*Work task:* Looking through the data, please report how many lines contain the string "VISTA", giving nothing but the number.

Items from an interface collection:
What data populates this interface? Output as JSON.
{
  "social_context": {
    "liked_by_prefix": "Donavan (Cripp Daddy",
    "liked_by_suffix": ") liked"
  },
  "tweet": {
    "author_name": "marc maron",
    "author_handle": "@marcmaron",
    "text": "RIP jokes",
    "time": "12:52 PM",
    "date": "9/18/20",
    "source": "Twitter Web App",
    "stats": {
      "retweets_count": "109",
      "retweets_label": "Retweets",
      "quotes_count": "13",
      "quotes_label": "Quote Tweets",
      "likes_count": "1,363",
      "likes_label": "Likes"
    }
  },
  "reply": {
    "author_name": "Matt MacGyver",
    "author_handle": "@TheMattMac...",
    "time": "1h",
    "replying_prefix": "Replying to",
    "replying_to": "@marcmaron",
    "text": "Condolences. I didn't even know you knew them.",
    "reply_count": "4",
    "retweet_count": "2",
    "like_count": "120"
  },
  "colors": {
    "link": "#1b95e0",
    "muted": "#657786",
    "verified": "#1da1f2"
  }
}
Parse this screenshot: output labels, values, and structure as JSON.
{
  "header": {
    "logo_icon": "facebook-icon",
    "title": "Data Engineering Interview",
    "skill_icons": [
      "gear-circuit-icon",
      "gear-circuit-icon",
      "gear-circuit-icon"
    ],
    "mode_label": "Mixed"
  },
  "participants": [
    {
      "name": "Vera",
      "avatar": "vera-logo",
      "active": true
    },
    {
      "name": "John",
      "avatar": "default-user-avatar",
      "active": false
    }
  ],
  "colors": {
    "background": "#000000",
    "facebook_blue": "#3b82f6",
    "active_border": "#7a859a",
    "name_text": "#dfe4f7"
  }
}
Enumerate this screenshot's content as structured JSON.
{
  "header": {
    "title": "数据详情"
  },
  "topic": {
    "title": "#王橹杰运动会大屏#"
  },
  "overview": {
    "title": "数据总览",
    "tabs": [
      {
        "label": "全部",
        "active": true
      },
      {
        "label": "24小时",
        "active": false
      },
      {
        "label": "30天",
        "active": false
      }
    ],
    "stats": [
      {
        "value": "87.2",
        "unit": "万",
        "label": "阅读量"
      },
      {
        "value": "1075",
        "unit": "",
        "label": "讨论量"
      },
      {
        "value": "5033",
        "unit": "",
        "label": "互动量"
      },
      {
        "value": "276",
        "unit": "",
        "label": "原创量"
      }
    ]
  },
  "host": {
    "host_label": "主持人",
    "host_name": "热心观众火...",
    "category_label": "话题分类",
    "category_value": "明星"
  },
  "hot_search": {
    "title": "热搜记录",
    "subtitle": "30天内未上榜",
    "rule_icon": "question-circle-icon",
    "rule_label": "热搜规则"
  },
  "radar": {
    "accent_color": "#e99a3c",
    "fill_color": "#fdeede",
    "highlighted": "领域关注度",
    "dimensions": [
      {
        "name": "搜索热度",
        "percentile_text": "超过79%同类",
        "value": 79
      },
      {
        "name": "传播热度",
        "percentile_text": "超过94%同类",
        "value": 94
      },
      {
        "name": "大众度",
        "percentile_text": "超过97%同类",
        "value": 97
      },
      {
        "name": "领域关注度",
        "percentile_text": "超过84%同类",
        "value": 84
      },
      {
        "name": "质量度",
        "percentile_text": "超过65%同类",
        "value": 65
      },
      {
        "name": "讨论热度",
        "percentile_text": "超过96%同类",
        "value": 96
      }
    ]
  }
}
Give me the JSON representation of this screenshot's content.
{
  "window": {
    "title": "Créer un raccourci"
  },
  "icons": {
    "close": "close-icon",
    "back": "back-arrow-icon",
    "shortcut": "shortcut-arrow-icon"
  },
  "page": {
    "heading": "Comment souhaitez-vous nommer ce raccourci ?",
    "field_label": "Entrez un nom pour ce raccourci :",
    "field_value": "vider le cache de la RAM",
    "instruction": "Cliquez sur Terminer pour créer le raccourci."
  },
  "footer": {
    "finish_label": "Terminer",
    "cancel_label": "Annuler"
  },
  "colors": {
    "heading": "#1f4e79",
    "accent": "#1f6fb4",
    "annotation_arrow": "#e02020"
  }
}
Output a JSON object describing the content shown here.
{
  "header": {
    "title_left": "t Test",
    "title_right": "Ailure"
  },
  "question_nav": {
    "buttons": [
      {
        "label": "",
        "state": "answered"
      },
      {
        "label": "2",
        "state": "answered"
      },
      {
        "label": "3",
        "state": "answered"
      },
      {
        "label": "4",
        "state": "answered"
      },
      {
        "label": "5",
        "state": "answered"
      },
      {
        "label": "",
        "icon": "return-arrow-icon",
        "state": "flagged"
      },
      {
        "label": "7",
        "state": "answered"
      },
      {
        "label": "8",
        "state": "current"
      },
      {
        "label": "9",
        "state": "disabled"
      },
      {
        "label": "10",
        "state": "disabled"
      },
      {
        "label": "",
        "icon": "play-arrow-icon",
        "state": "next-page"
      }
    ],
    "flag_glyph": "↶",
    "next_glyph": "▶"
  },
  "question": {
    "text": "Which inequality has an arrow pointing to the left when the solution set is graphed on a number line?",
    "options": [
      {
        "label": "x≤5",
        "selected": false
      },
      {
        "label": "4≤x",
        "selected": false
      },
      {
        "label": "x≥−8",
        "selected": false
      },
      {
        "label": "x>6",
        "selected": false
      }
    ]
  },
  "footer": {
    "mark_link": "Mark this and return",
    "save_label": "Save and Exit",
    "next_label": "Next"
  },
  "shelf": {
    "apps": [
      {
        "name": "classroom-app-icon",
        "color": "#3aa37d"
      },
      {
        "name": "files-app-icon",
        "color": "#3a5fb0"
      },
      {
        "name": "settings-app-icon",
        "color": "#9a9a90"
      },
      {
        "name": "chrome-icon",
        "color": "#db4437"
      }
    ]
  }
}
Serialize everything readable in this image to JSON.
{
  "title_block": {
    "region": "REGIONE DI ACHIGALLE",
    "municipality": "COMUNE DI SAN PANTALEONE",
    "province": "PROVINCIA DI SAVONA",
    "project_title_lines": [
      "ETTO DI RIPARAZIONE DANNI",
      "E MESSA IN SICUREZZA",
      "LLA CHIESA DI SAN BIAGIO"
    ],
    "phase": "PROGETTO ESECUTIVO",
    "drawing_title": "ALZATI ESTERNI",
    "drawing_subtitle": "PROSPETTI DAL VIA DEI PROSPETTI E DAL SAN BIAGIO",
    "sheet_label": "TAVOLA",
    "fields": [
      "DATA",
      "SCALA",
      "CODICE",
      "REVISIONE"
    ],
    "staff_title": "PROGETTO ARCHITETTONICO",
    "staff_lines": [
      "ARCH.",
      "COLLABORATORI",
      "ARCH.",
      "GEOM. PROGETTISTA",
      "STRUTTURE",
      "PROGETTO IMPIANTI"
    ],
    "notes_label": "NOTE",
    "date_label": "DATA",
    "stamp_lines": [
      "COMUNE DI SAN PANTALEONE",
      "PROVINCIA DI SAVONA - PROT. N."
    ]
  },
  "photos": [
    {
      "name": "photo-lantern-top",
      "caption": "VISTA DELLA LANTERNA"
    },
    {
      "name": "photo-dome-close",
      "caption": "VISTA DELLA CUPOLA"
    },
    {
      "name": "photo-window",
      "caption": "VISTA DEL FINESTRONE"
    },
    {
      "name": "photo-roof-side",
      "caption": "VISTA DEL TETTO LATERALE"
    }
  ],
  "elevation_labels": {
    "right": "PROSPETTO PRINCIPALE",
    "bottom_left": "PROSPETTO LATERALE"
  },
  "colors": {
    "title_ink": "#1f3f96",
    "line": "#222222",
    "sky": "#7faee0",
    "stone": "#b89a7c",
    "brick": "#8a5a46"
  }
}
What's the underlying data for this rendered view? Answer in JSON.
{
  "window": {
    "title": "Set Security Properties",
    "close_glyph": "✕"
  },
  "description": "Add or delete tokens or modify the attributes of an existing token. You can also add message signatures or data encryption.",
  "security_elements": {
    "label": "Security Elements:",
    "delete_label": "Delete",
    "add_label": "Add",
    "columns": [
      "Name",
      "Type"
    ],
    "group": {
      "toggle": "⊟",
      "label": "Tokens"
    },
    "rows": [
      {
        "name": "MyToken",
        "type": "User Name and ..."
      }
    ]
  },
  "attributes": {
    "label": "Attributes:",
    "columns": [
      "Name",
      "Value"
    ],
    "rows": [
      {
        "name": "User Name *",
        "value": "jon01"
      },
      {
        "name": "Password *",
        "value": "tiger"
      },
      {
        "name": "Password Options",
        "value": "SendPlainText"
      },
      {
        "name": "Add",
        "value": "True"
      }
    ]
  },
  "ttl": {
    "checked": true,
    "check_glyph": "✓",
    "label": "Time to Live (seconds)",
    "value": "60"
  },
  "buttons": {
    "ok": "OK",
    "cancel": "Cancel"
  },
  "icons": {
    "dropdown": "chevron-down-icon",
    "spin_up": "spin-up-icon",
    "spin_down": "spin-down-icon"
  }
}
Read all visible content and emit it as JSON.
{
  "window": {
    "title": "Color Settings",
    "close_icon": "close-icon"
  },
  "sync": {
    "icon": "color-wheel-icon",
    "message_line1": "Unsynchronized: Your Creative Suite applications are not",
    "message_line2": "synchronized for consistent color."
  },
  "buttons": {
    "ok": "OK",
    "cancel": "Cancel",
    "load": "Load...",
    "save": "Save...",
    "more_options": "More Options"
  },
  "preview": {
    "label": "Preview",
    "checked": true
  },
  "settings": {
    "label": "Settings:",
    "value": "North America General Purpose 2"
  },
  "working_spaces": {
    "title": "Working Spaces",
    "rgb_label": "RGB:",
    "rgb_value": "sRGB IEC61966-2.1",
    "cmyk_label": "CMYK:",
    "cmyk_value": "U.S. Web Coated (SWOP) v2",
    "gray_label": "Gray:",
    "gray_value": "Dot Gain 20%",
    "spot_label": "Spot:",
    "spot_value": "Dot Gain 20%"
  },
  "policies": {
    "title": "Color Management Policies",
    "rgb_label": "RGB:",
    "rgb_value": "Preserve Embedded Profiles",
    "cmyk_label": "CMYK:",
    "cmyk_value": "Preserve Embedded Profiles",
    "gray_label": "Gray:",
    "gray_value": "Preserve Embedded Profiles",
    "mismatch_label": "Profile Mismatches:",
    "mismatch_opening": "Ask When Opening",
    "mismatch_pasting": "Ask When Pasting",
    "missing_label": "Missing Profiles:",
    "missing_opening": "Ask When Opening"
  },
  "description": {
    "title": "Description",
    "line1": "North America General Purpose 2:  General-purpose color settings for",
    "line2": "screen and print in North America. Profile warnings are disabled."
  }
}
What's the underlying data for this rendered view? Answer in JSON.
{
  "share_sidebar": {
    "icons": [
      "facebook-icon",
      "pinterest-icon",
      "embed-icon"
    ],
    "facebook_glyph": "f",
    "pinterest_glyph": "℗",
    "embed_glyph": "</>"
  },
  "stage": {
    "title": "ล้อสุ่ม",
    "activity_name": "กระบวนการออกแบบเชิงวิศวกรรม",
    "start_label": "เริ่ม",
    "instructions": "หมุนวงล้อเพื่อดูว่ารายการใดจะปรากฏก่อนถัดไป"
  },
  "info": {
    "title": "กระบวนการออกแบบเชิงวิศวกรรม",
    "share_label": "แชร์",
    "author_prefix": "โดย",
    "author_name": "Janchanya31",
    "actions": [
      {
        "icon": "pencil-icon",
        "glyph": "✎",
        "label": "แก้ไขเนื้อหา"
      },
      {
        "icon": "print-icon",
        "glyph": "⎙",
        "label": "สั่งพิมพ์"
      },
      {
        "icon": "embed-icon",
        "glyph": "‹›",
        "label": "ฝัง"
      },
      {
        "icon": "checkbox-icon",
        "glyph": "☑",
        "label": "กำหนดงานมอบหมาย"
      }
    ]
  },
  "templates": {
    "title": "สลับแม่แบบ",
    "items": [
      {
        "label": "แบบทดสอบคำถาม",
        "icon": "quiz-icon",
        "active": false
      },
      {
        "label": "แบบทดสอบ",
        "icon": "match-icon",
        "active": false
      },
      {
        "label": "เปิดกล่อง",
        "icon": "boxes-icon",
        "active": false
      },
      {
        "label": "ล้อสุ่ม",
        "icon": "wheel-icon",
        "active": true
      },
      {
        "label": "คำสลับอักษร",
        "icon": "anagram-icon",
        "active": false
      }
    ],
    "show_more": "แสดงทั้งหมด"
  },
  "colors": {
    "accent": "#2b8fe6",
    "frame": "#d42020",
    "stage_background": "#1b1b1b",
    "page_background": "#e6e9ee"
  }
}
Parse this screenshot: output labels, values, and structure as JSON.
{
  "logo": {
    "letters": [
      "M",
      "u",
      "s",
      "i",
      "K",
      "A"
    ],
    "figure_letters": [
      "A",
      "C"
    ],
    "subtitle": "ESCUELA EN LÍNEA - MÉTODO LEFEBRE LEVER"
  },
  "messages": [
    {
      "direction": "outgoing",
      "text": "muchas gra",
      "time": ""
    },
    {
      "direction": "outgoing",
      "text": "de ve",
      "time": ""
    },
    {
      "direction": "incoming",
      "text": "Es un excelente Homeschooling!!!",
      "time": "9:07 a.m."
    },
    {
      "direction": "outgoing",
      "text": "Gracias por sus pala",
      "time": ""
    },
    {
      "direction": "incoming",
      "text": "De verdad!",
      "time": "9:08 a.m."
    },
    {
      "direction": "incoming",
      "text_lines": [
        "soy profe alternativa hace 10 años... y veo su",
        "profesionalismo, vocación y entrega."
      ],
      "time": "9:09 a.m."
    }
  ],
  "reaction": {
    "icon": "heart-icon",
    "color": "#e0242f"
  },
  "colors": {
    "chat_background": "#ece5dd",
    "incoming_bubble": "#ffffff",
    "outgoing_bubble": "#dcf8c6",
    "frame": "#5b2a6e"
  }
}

*Answer to the exercise:* 4